It's selling it but it's not recommending it, or something like that; EMC appears to be playing an odd game with the certification of McData's i10000 director. In January, 2005 Chuck Hollis, an EMC VP for platforms marketing, said: "EMC will offer this new technology from McData as the EMC Connectrix ED-10000M backbone director.
An EMC Connectrix data sheet includes the ED-10000M, stating: "The Connectrix M series product line includes the ED-10000M."
Typically EMC announces the 'general availability' of its products. It's done this for a Brocade director but not the McData i10K. In October it announced 'The new Connectrix ED-48000B Fibre Channel enterprise director and the ports-on-demand scalability of the Connectrix DS-220B Fibre Channel storage area network (SAN) switch, based on Brocade technology, are available today.'
So EMC can't be satisfied with the i10K.
But it lists the i10K as an EMC E-Lab-tested product, with a date of March 2005. Lest you think that this is just basic 'connect the wires and see if it works' testing, EMC states: "We conduct the industry's most comprehensive testing, and we stand by everything we qualifyno disclaimers, no exceptions.
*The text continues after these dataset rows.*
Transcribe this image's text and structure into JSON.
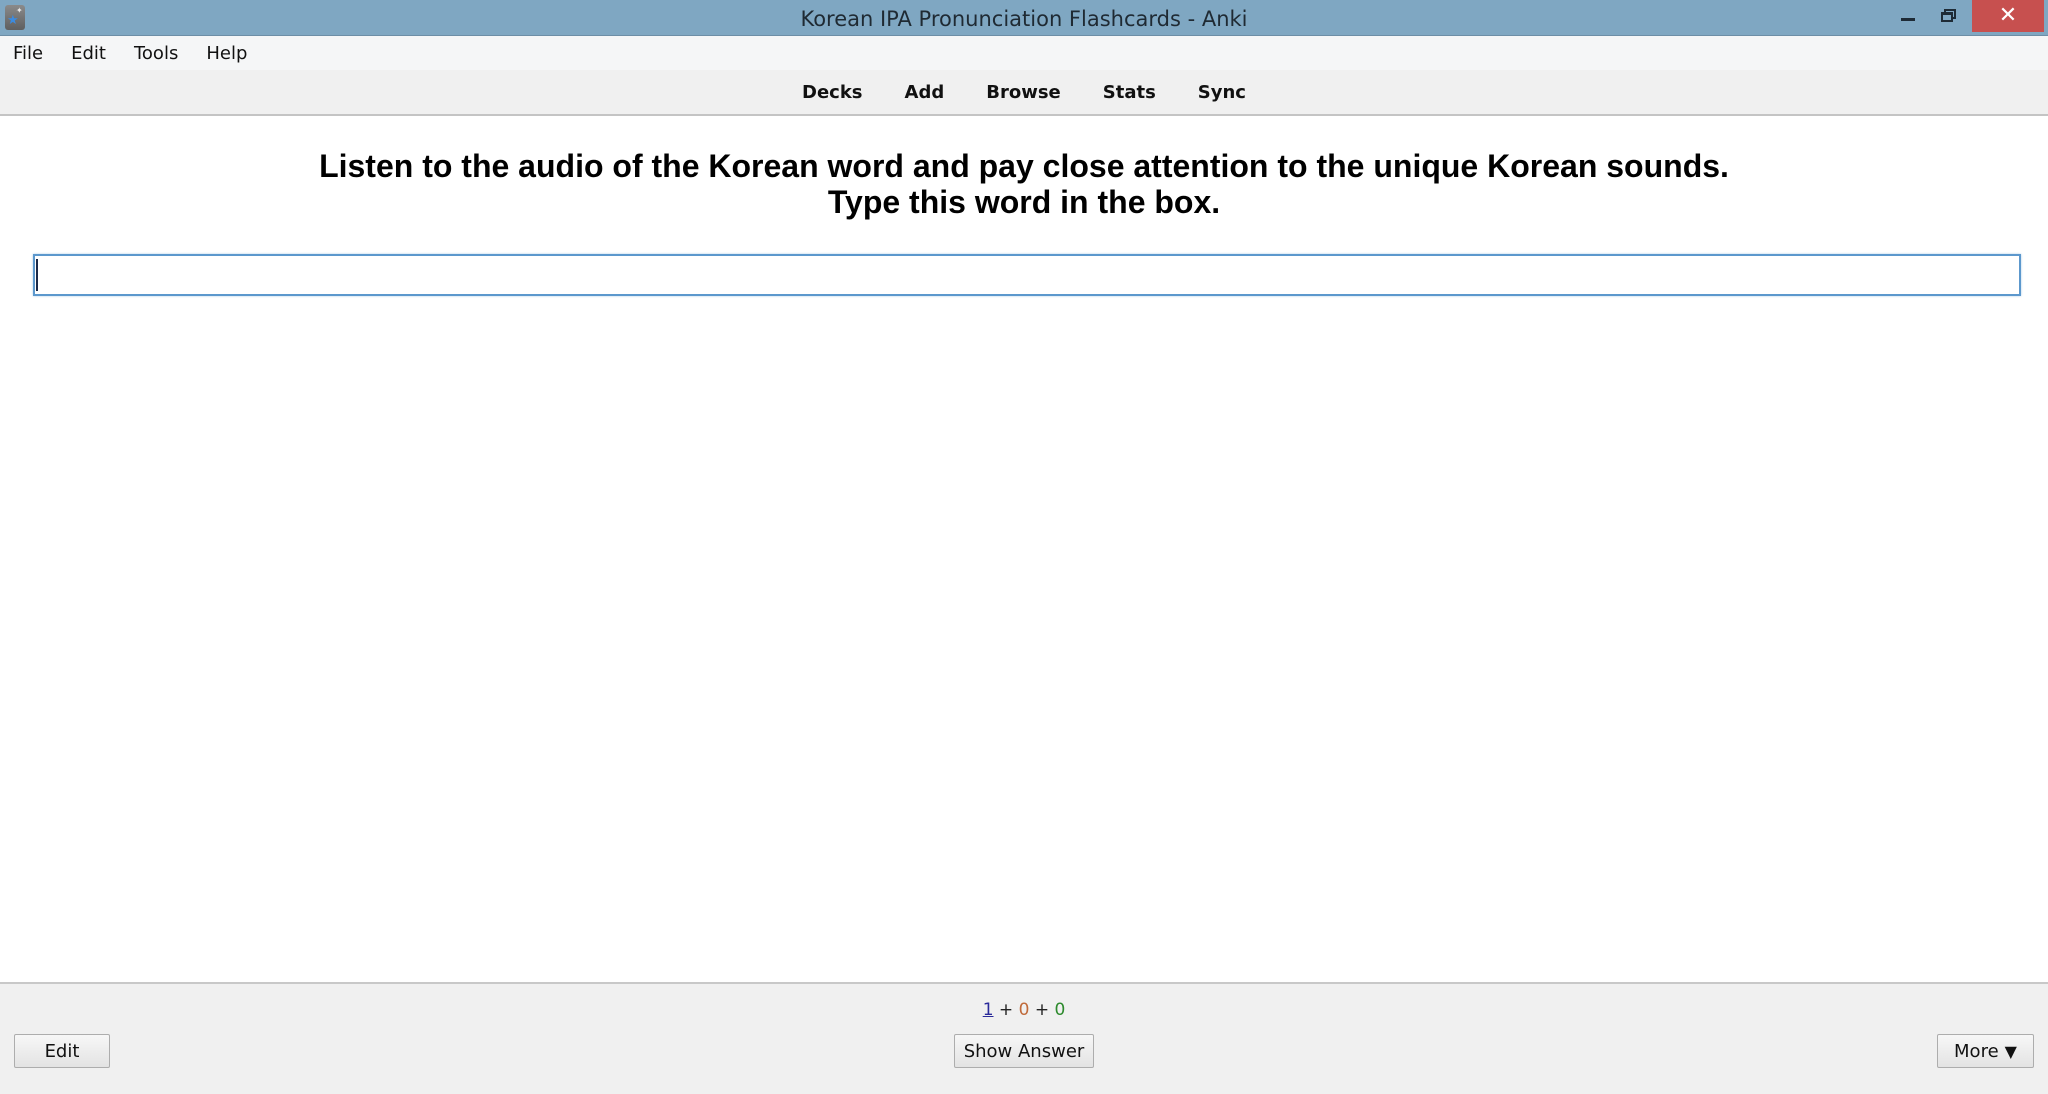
{
  "window": {
    "title": "Korean IPA Pronunciation Flashcards - Anki",
    "app_icon": "anki-star-icon",
    "controls": {
      "minimize_icon": "minimize-icon",
      "maximize_icon": "restore-icon",
      "close_glyph": "✕",
      "close_color": "#c7504f"
    }
  },
  "menubar": {
    "items": [
      "File",
      "Edit",
      "Tools",
      "Help"
    ]
  },
  "toolbar": {
    "links": [
      "Decks",
      "Add",
      "Browse",
      "Stats",
      "Sync"
    ]
  },
  "card": {
    "question_line1": "Listen to the audio of the Korean word and pay close attention to the unique Korean sounds.",
    "question_line2": "Type this word in the box.",
    "answer_input": {
      "value": "",
      "placeholder": ""
    }
  },
  "bottombar": {
    "counts": {
      "new": "1",
      "learning": "0",
      "review": "0",
      "separator": "+",
      "colors": {
        "new": "#2a2a9a",
        "learning": "#c06a3a",
        "review": "#2d8a2d"
      }
    },
    "edit_label": "Edit",
    "show_answer_label": "Show Answer",
    "more_label": "More",
    "more_icon": "▼"
  }
}
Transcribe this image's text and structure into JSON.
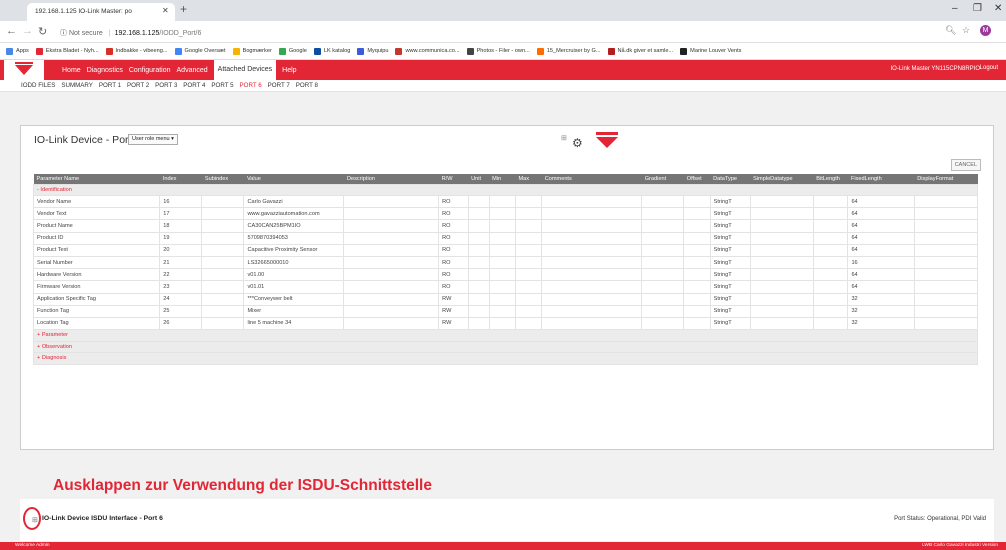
{
  "browser": {
    "tab_title": "192.168.1.125 IO-Link Master: po",
    "address_security": "Not secure",
    "address_host": "192.168.1.125",
    "address_path": "/IODD_Port/6",
    "avatar_letter": "M",
    "bookmarks": [
      {
        "label": "Apps",
        "color": "#4a87e6"
      },
      {
        "label": "Ekstra Bladet - Nyh...",
        "color": "#e32636"
      },
      {
        "label": "Indbakke - vibeeng...",
        "color": "#d93025"
      },
      {
        "label": "Google Oversæt",
        "color": "#4285f4"
      },
      {
        "label": "Bogmærker",
        "color": "#f4b400"
      },
      {
        "label": "Google",
        "color": "#34a853"
      },
      {
        "label": "LK katalog",
        "color": "#0b4ea2"
      },
      {
        "label": "Myquipu",
        "color": "#3b5bdb"
      },
      {
        "label": "www.communica.co...",
        "color": "#c0392b"
      },
      {
        "label": "Photos - Filer - own...",
        "color": "#444444"
      },
      {
        "label": "15_Mercruiser by G...",
        "color": "#ff6d00"
      },
      {
        "label": "Nå.dk giver et samle...",
        "color": "#b71c1c"
      },
      {
        "label": "Marine Louver Vents",
        "color": "#222222"
      }
    ]
  },
  "app": {
    "menu": [
      "Home",
      "Diagnostics",
      "Configuration",
      "Advanced",
      "Attached Devices",
      "Help"
    ],
    "menu_active": "Attached Devices",
    "master_label": "IO-Link Master YN115CPN8RPIO",
    "logout_label": "Logout",
    "subnav": [
      "IODD FILES",
      "SUMMARY",
      "PORT 1",
      "PORT 2",
      "PORT 3",
      "PORT 4",
      "PORT 5",
      "PORT 6",
      "PORT 7",
      "PORT 8"
    ],
    "subnav_active": "PORT 6"
  },
  "panel": {
    "title": "IO-Link Device - Port 6",
    "role_select": "User role menu ▾",
    "cancel_label": "CANCEL",
    "columns": [
      "Parameter Name",
      "Index",
      "Subindex",
      "Value",
      "Description",
      "R/W",
      "Unit",
      "Min",
      "Max",
      "Comments",
      "Gradient",
      "Offset",
      "DataType",
      "SimpleDatatype",
      "BitLength",
      "FixedLength",
      "DisplayFormat"
    ],
    "identification_label": "- Identification",
    "rows": [
      [
        "Vendor Name",
        "16",
        "",
        "Carlo Gavazzi",
        "",
        "RO",
        "",
        "",
        "",
        "",
        "",
        "",
        "StringT",
        "",
        "",
        "64",
        ""
      ],
      [
        "Vendor Text",
        "17",
        "",
        "www.gavazziautomation.com",
        "",
        "RO",
        "",
        "",
        "",
        "",
        "",
        "",
        "StringT",
        "",
        "",
        "64",
        ""
      ],
      [
        "Product Name",
        "18",
        "",
        "CA30CAN25BPM1IO",
        "",
        "RO",
        "",
        "",
        "",
        "",
        "",
        "",
        "StringT",
        "",
        "",
        "64",
        ""
      ],
      [
        "Product ID",
        "19",
        "",
        "5709870394053",
        "",
        "RO",
        "",
        "",
        "",
        "",
        "",
        "",
        "StringT",
        "",
        "",
        "64",
        ""
      ],
      [
        "Product Text",
        "20",
        "",
        "Capacitive Proximity Sensor",
        "",
        "RO",
        "",
        "",
        "",
        "",
        "",
        "",
        "StringT",
        "",
        "",
        "64",
        ""
      ],
      [
        "Serial Number",
        "21",
        "",
        "LS32665000010",
        "",
        "RO",
        "",
        "",
        "",
        "",
        "",
        "",
        "StringT",
        "",
        "",
        "16",
        ""
      ],
      [
        "Hardware Version",
        "22",
        "",
        "v01.00",
        "",
        "RO",
        "",
        "",
        "",
        "",
        "",
        "",
        "StringT",
        "",
        "",
        "64",
        ""
      ],
      [
        "Firmware Version",
        "23",
        "",
        "v01.01",
        "",
        "RO",
        "",
        "",
        "",
        "",
        "",
        "",
        "StringT",
        "",
        "",
        "64",
        ""
      ],
      [
        "Application Specific Tag",
        "24",
        "",
        "***Conveywer belt",
        "",
        "RW",
        "",
        "",
        "",
        "",
        "",
        "",
        "StringT",
        "",
        "",
        "32",
        ""
      ],
      [
        "Function Tag",
        "25",
        "",
        "Mixer",
        "",
        "RW",
        "",
        "",
        "",
        "",
        "",
        "",
        "StringT",
        "",
        "",
        "32",
        ""
      ],
      [
        "Location Tag",
        "26",
        "",
        "line 5 machine 34",
        "",
        "RW",
        "",
        "",
        "",
        "",
        "",
        "",
        "StringT",
        "",
        "",
        "32",
        ""
      ]
    ],
    "groups": [
      "+ Parameter",
      "+ Observation",
      "+ Diagnosis"
    ]
  },
  "annotation": "Ausklappen zur Verwendung der ISDU-Schnittstelle",
  "isdu": {
    "title": "IO-Link Device ISDU Interface - Port 6",
    "port_status": "Port Status: Operational, PDI Valid"
  },
  "footer": {
    "left": "Welcome Admin",
    "right": "LWB Carlo Gavazzi Industri Version"
  }
}
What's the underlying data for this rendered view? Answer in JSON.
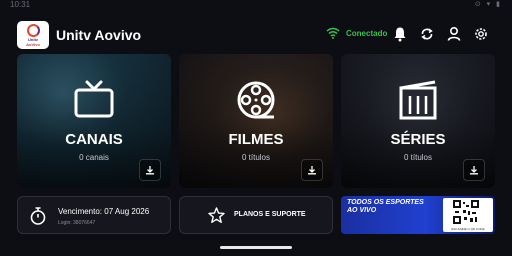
{
  "status_bar": {
    "time": "10:31",
    "indicators": "⊙ ▾ ▮"
  },
  "header": {
    "logo_text": "Unitv",
    "logo_subtext": "AoVivo",
    "title": "Unitv Aovivo",
    "connection_status": "Conectado",
    "connection_color": "#37c24a"
  },
  "cards": [
    {
      "label": "CANAIS",
      "count": "0 canais",
      "icon": "tv-icon"
    },
    {
      "label": "FILMES",
      "count": "0 títulos",
      "icon": "film-reel-icon"
    },
    {
      "label": "SÉRIES",
      "count": "0 títulos",
      "icon": "clapperboard-icon"
    }
  ],
  "expiry": {
    "label": "Vencimento:  07 Aug 2026",
    "login": "Login: 38076647"
  },
  "plans": {
    "label": "PLANOS E SUPORTE"
  },
  "banner": {
    "headline": "TODOS OS ESPORTES AO VIVO",
    "qr_caption": "ESCANEIE O QR CODE"
  }
}
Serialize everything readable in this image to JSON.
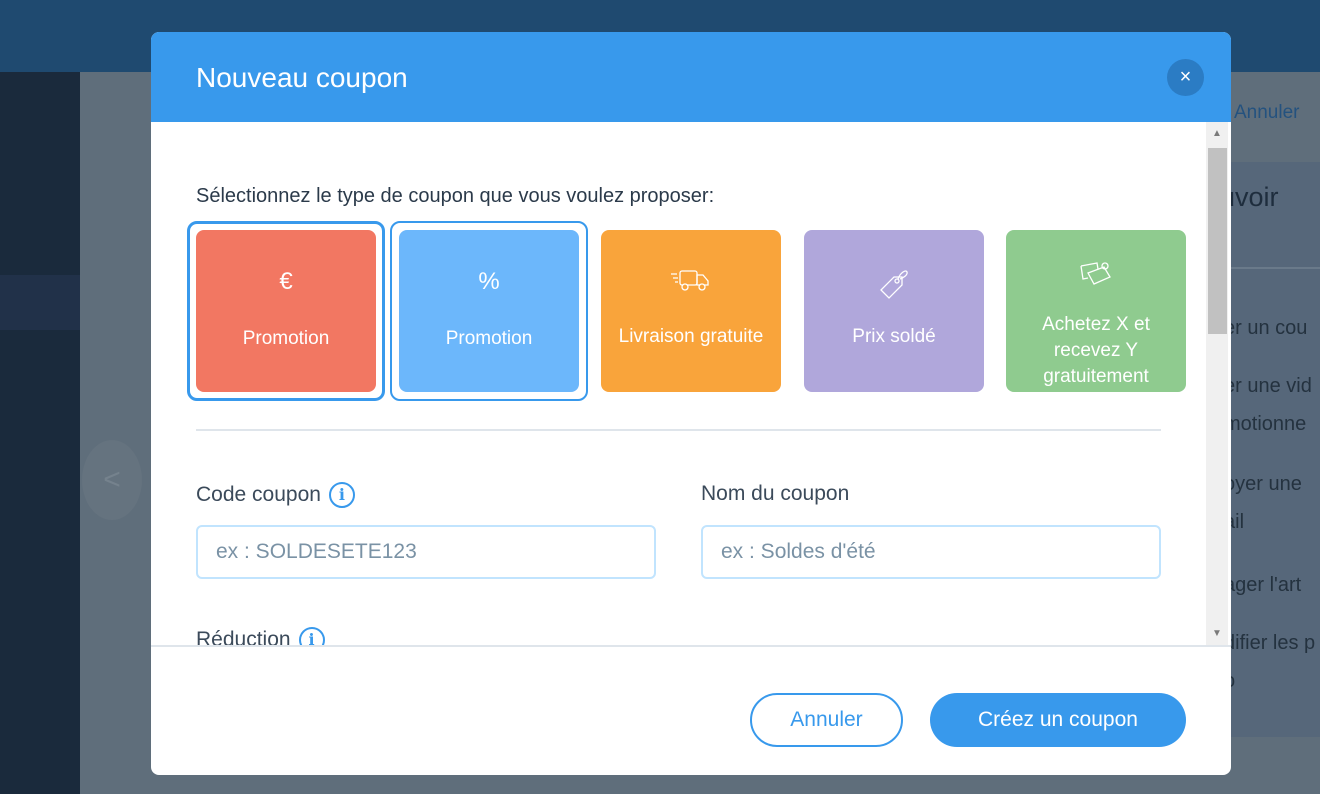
{
  "background": {
    "cancel_label": "Annuler",
    "title_fragment": "uvoir",
    "items": [
      "er un cou",
      "er une vid\nmotionne",
      "oyer une\nail",
      "ager l'art",
      "difier les p\no"
    ],
    "arrow": "<"
  },
  "modal": {
    "title": "Nouveau coupon",
    "close_icon": "×",
    "prompt": "Sélectionnez le type de coupon que vous voulez proposer:",
    "cards": [
      {
        "icon": "euro-icon",
        "glyph": "€",
        "label": "Promotion",
        "color": "#f27762",
        "selected": true
      },
      {
        "icon": "percent-icon",
        "glyph": "%",
        "label": "Promotion",
        "color": "#6cb7fb",
        "selected": false
      },
      {
        "icon": "truck-icon",
        "label": "Livraison gratuite",
        "color": "#f9a43b"
      },
      {
        "icon": "tag-icon",
        "label": "Prix soldé",
        "color": "#b0a7db"
      },
      {
        "icon": "tags-icon",
        "label": "Achetez X et recevez Y gratuitement",
        "color": "#8fcb8f"
      }
    ],
    "code_label": "Code coupon",
    "code_placeholder": "ex : SOLDESETE123",
    "name_label": "Nom du coupon",
    "name_placeholder": "ex : Soldes d'été",
    "reduction_label": "Réduction",
    "info_glyph": "i",
    "cancel_label": "Annuler",
    "create_label": "Créez un coupon"
  }
}
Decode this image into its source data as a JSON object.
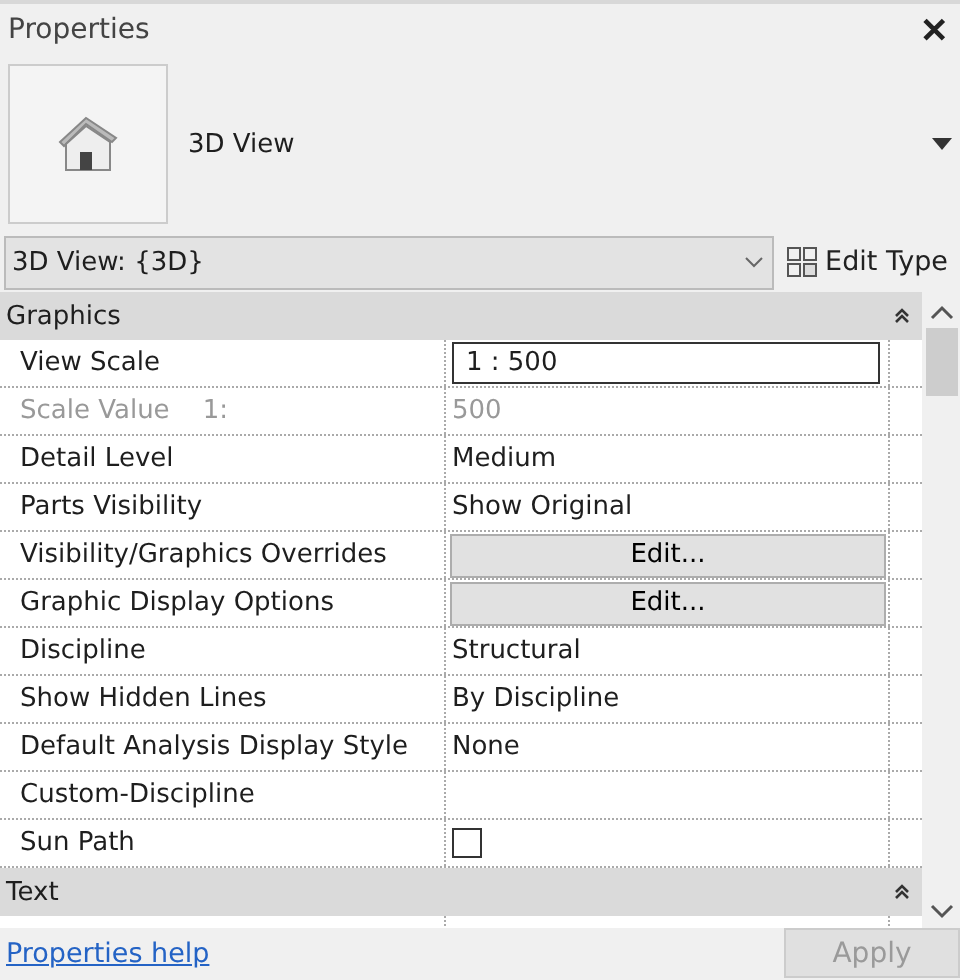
{
  "panel": {
    "title": "Properties",
    "close": "✕"
  },
  "type_preview": {
    "label": "3D View"
  },
  "type_selector": {
    "value": "3D View: {3D}",
    "edit_type": "Edit Type"
  },
  "sections": [
    {
      "title": "Graphics",
      "expanded": true,
      "rows": [
        {
          "name": "View Scale",
          "kind": "input",
          "value": "1 : 500",
          "disabled": false
        },
        {
          "name": "Scale Value    1:",
          "kind": "text",
          "value": "500",
          "disabled": true
        },
        {
          "name": "Detail Level",
          "kind": "text",
          "value": "Medium",
          "disabled": false
        },
        {
          "name": "Parts Visibility",
          "kind": "text",
          "value": "Show Original",
          "disabled": false
        },
        {
          "name": "Visibility/Graphics Overrides",
          "kind": "button",
          "value": "Edit...",
          "disabled": false
        },
        {
          "name": "Graphic Display Options",
          "kind": "button",
          "value": "Edit...",
          "disabled": false
        },
        {
          "name": "Discipline",
          "kind": "text",
          "value": "Structural",
          "disabled": false
        },
        {
          "name": "Show Hidden Lines",
          "kind": "text",
          "value": "By Discipline",
          "disabled": false
        },
        {
          "name": "Default Analysis Display Style",
          "kind": "text",
          "value": "None",
          "disabled": false
        },
        {
          "name": "Custom-Discipline",
          "kind": "text",
          "disabled": false
        },
        {
          "name": "Sun Path",
          "kind": "checkbox",
          "checked": false
        }
      ]
    },
    {
      "title": "Text",
      "expanded": true
    }
  ],
  "footer": {
    "help_link": "Properties help",
    "apply": "Apply",
    "apply_disabled": true
  }
}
Only networked storage connectivity products that have passed our most rigorous testing are eligible to carry the "EMC E-Lab Tested" logo."
No disclaimers, no exceptions.... well, except that McData thinks that EMC hasn't really fulfilled its promise to ship it as the ED-10000M backbone director.
This reluctance by EMC is harming McData. Commenting on the preliminary third quarter fiscal year 2005 results, John Kelley, McData's chairman, president and CEO, said, "We experienced a shortfall related to products and services primarily in North America, and to a lesser extent in Europe, ... Also impacting revenue and earnings during the quarter was lower than expected sales of our Intrepid 10000 director product. We attribute the lower than expected sales to more pronounced seasonality at the high-end of the market and to the competitive environment. In addition, while our largest storage OEM, EMC, continues to ship the Intrepid 10000 to customers, they have not yet announced general availability (GA) of the product."
EMC brands and ships Cisco SAN networking gear and Cisco resells EMC NAS gear. EMC brands and ships Brocade switches and directors. Both Hitachi Data Systems and IBM have certified the i10K.
Why is there this disconnect with McData and the i10K?
What is quite, quite odd, is that Kelley appears not to know why EMC is demurring at making the ED-10000M generally available. This indicates that all may not be rosy in the EMC McData relationship area. When a supplier blames a major channel customer for slow sales of a product because of a delayed general availability then we are entitled, I think, to wonder exactly what is going on.